Sunday, February 9, 2014

Celebrate the Snow

Warm weather melted all our snow.  The day after the last of it left us, happily we got a fresh foot of fluff!  The day following the storm, though cold, was bright and sunny.  The birds were very active in the yard.

mourning doves sunning

Ok, the mourning doves were not moving much, but they were actively sunning!  It was the perfect day for it - no wind, so the sun made the freezing cold feel downright warm.

The juncos were all over the place.  This one landed high in a white pine.  He seemed to love the view from a snow clump in the needles.  Without the snow he would have had to sit under cover in the branches and miss the sunshine.

junco in snow on white pine

Other birds were actively feeding.  I was amazed to see some sparrows digging in the snow.  I couldn't see anything to eat, but this white throated sparrow found a seed.

white throated sparrow with seed

Along with the seed he got a face full of snow for his efforts.

white throated sparrow with face full of snow

Winter rolls on.

Enjoy the day - Cheerily

Sunday, February 2, 2014

How These Woods Would Sound

These past few days we've had some mild (slightly above freezing!) sunny weather.  The birds have been active and noisy.  One sunny day I was out in the yard surrounded by the chattering.  I had the pleasure of growing up in this place and I can't help but think about the changes through the years.  It suddenly occurred to me as I mentally catalogued whom I was hearing that most of the birds this day were not around in winter when I was a little girl.
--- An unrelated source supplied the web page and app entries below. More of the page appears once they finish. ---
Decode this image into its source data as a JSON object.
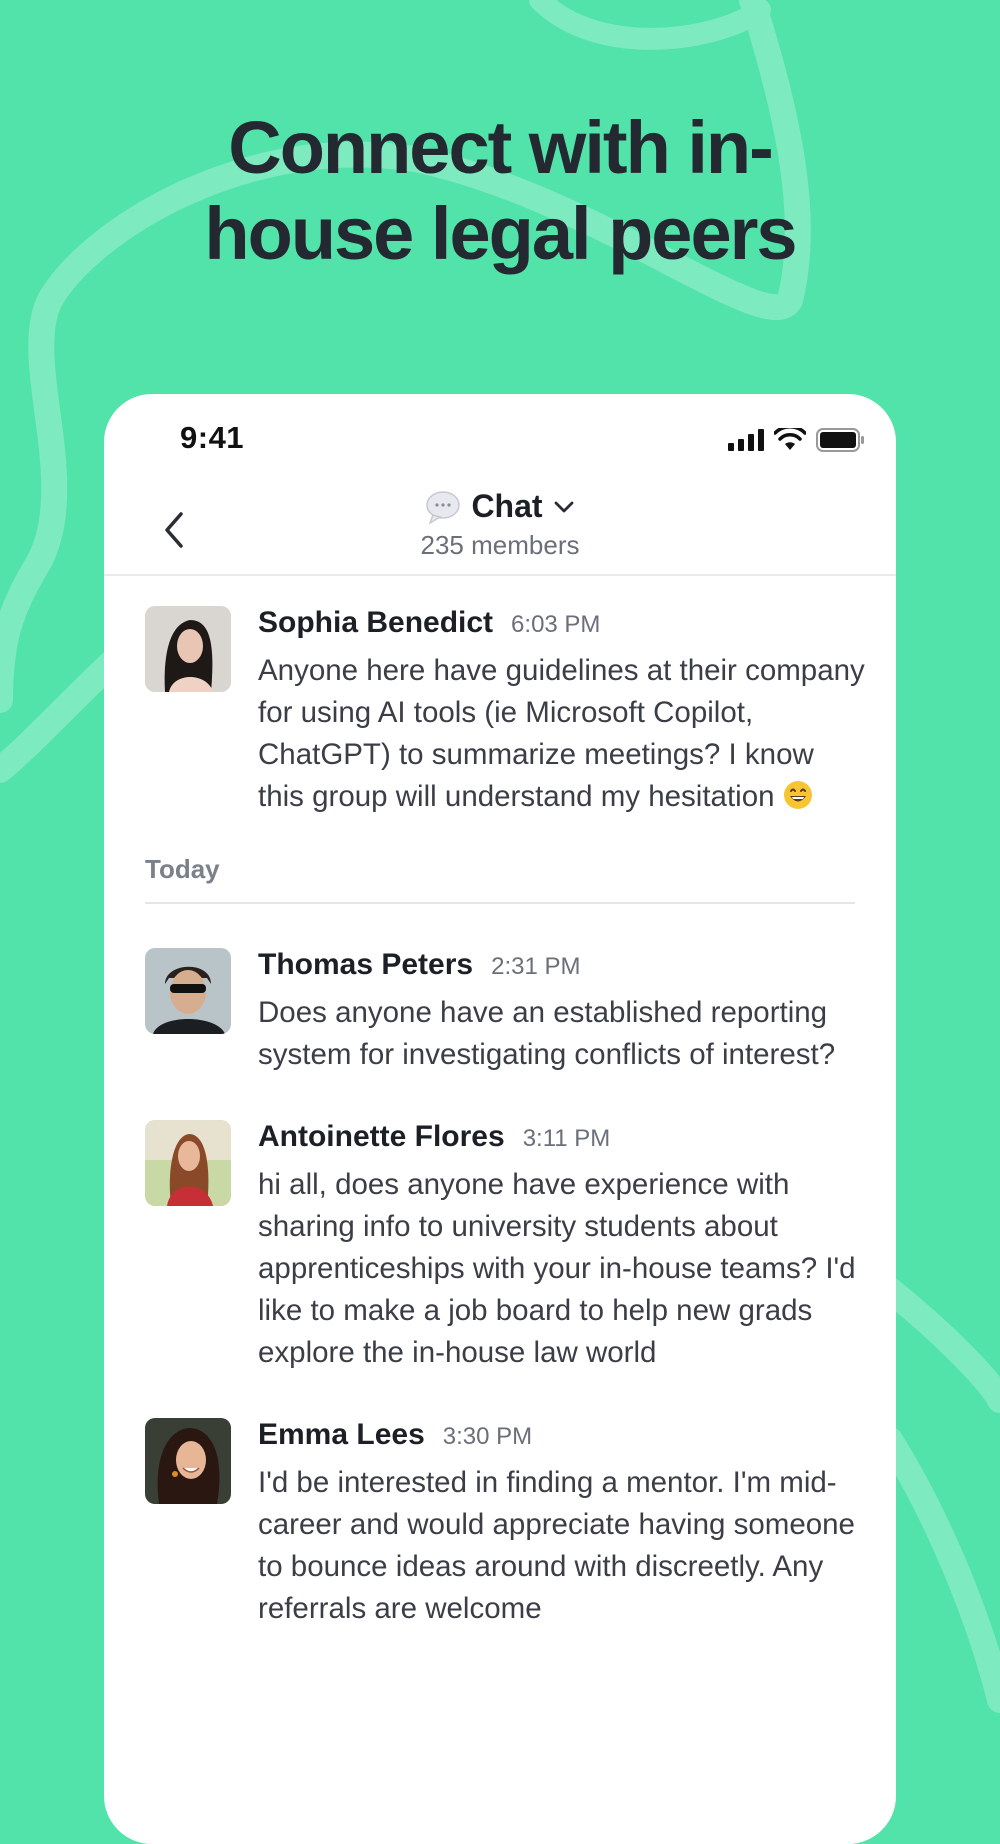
{
  "headline": "Connect with in-\nhouse legal peers",
  "status": {
    "time": "9:41",
    "icons": [
      "cellular-signal-icon",
      "wifi-icon",
      "battery-icon"
    ]
  },
  "header": {
    "title": "Chat",
    "title_icon": "speech-bubble-icon",
    "dropdown_icon": "chevron-down-icon",
    "subtitle": "235 members",
    "back_icon": "back-chevron-icon"
  },
  "messages": [
    {
      "name": "Sophia Benedict",
      "time": "6:03 PM",
      "text": "Anyone here have guidelines at their company for using AI tools (ie Microsoft Copilot, ChatGPT) to summarize meetings? I know this group will understand my hesitation",
      "emoji": "grinning-face-icon"
    },
    {
      "divider": "Today"
    },
    {
      "name": "Thomas Peters",
      "time": "2:31 PM",
      "text": "Does anyone have an established reporting system for investigating conflicts of interest?"
    },
    {
      "name": "Antoinette Flores",
      "time": "3:11 PM",
      "text": "hi all, does anyone have experience with sharing info to university students about apprenticeships with your in-house teams? I'd like to make a job board to help new grads explore the in-house law world"
    },
    {
      "name": "Emma Lees",
      "time": "3:30 PM",
      "text": "I'd be interested in finding a mentor. I'm mid-career and would appreciate having someone to bounce ideas around with discreetly. Any referrals are welcome"
    }
  ],
  "colors": {
    "background": "#51e3a9",
    "swirl": "#7deac0",
    "headline": "#242830",
    "card": "#ffffff"
  }
}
northern cardinal

Northern Cardinal.  Tufted Titmouse.  Red-bellied Woodpecker.  Carolina Wren.  I don't recall any of these.  Sure enough, grab an old bird book from fifty years ago and check out the ranges of these birds, you'll see that they've expanded north in recent years.

tufted titmouse

I don't remember which birds we used to hear or see in the yard in winter.  Certainly Black-capped Chickadees.  But I mostly remember winter as being cold, snowy, and quiet!

Red-bellied Woodpecker

(I don't have any recent Carolina Wren pictures, certainly not because they haven't been around!  They are one of the noisiest birds of late.)

Each of these species makes itself known during this time of year.  I've heard a cardinal singing at dawn the last few days; later during the day the cardinals can be heard chipping to each other as they travel the neighborhood.  Also heard are the titmice and Carolina Wrens singing over and over during the heart of the day.  The Red-bellied Woodpecker makes its "cha cha" call as it flies through the woods from tree to tree.

I wish I could go back and listen to this place from when I was a child.  How would these woods sound absent these birds?  Which other species were here then that are not here now?  I have lots of pictures from those years, but sadly, and I guess not surprisingly, no recordings of the birds!

Enjoy the day - Cheerily